Huizenga earned a reputation as a hands-off owner and won raves from many loyal employees, even though he made six coaching changes. He eased Pro Football Hall of Famer Don Shula into retirement in early 1996, and Jimmy Johnson, Dave Wannstedt, interim coach Jim Bates, Nick Saban, Cam Cameron and Tony Sporano followed as coach.

In 2008, Huizenga’s final season as owner, the Dolphins had a turnaround year and won the AFC East on the final day of the regular season.

“It was a magical feeling,” Huizenga said. “I had tears in my eyes. I kept looking away so I wouldn’t have to wipe my eyes in front of everybody.”

Miami lost in the first round of the playoffs and didn’t return to the postseason until 2016. But Huizenga won praise from such disparate personalities as Shula, Johnson and Marlins manager Jim Leyland even when they no longer worked for him.

Harry Wayne Huizenga was born in the southwest Chicago suburb of Evergreen Park on Dec. 29, 1937, to a family of garbage haulers. He attended Calvin College in Grand Rapids, Michigan, but dropped out and began his own garbage hauling business in Pompano Beach, Florida, in 1962. He would drive a garbage truck from 2 a.m. to noon each day, then shower and go out and solicit new customers in the afternoon.

One customer successfully sued Huizenga, saying that in an argument over a delinquent account, Huizenga injured him by grabbing his testicles — an allegation Huizenga always denied.

“I never did that. The guy was a deputy cop. It was his word against mine, a young kid,” he told Fortune magazine in 1996.

He eventually bought out several competitors, expanding throughout South Florida. In 1968, he merged with the Chicago sanitation company his uncles owned, creating Waste Management Inc., which eventually became the world’s largest trash company. That became his method of operation — becoming the first national player in industries that had been dominated by small and local operations. He resigned from the company in 1984, taking $100 million in stock.

But retirement bored him and he soon began buying dozens of small businesses like hotels and pest control companies. In 1987, a business partner persuaded him to check out Blockbuster, a small chain of video stores. At the time, video stores were mostly locally owned mom-and-pop operations. Huizenga didn’t even own a VCR.

“I had an image of them being dark and dingy and dirty types of adult bookstores,” he told The Miami Herald. “But when I finally saw a Blockbuster store, it opened my mind.”

The stores were clean and carried 10,000 titles, 10 times more than the typical corner video store. He loved the concept and thought it could become the McDonalds of video. He and two partners bought 43 percent of the business for $19 million and he became chairman and president. By 1991, the chain had grown to over 1,800 stores, with one opening every 17 hours, on average.

“The whole deal was to move quickly before our competition saw what we were doing and moved in on us,” he told the business magazine FSB in 2003.
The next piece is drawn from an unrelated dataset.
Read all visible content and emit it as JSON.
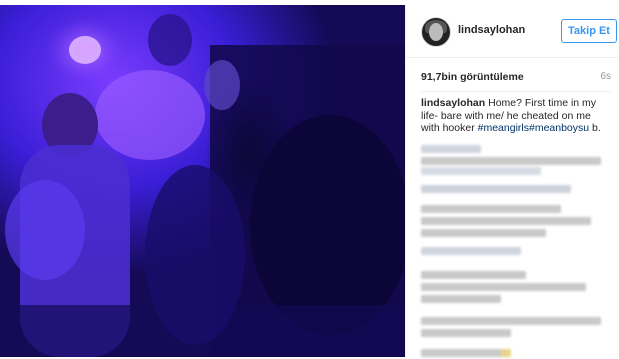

In 1994, Viacom bought Blockbuster, then a publicly traded company, for about $8 billion.

In 1995, Huizenga got back into trash hauling by buying Republic Waste Industries Inc. for $27 million. Mergers and acquisitions soon followed. He renamed the company Republic Industries as it branched out, buying Alamo Rent-A-Car and National Car Rental.

Republic, under Huizenga’s leadership, then started AutoNation, a national chain of car dealerships — again, an industry that had been dominated by local and regional ownership. At its peak, AutoNation had about 375 dealerships in 17 states.

Republic Services was spun off in 1998 to control the waste management portion of the portfolio, a sector that had grown to more than $1 billion in annual sales. He remained its chairman until 2002.

Huizenga became a large benefactor of Nova Southeastern University, a private South Florida school where the Dolphins train. Its business school is named after him — even though he never completed college.

In 1960 he married Joyce VanderWagon. Together they had two children, Wayne Jr. and Scott. They divorced in 1966. Wayne married his second wife, Marti Goldsby, in 1972. She died in 2017.

(© Copyright 2018 CBS Broadcasting Inc. All Rights Reserved. The Associated Press contributed to this report.)